_Description of the task_
Which lines of the entries contain the string "progress"? Please find them and copy them.

##############################

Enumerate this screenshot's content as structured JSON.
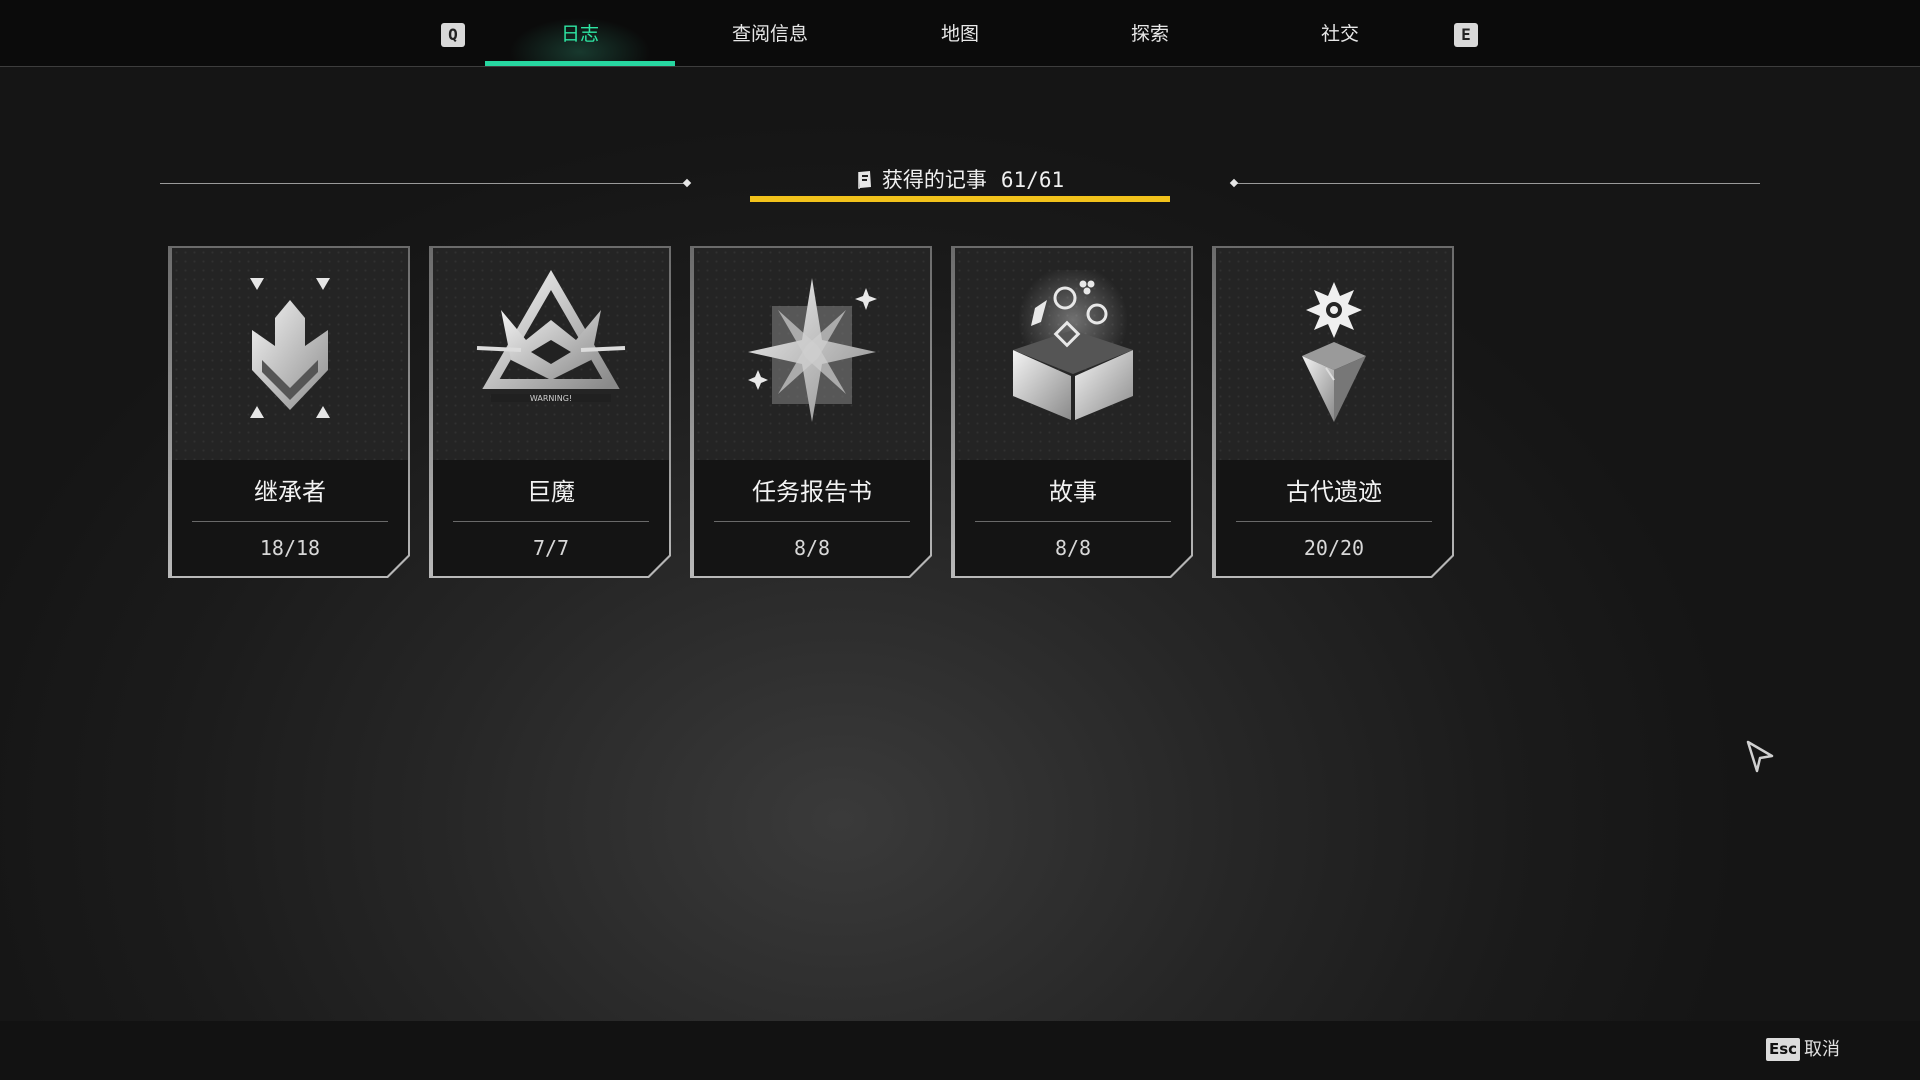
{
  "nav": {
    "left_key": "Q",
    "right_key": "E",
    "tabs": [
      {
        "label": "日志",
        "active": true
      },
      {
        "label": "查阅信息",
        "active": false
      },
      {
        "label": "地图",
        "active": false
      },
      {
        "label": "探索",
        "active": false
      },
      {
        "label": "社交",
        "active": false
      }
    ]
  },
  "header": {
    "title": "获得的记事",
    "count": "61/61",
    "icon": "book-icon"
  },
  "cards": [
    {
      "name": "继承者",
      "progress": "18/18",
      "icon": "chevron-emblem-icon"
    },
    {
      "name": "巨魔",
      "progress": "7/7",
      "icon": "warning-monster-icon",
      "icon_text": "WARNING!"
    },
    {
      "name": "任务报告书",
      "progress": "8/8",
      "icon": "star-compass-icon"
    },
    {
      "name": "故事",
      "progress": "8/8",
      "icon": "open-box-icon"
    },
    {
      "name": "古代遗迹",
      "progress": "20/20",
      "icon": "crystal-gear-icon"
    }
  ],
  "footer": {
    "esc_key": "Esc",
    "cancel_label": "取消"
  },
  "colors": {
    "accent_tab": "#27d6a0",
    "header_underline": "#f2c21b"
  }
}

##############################

_Answer section_
      "progress": "18/18",
      "progress": "7/7",
      "progress": "8/8",
      "progress": "8/8",
      "progress": "20/20",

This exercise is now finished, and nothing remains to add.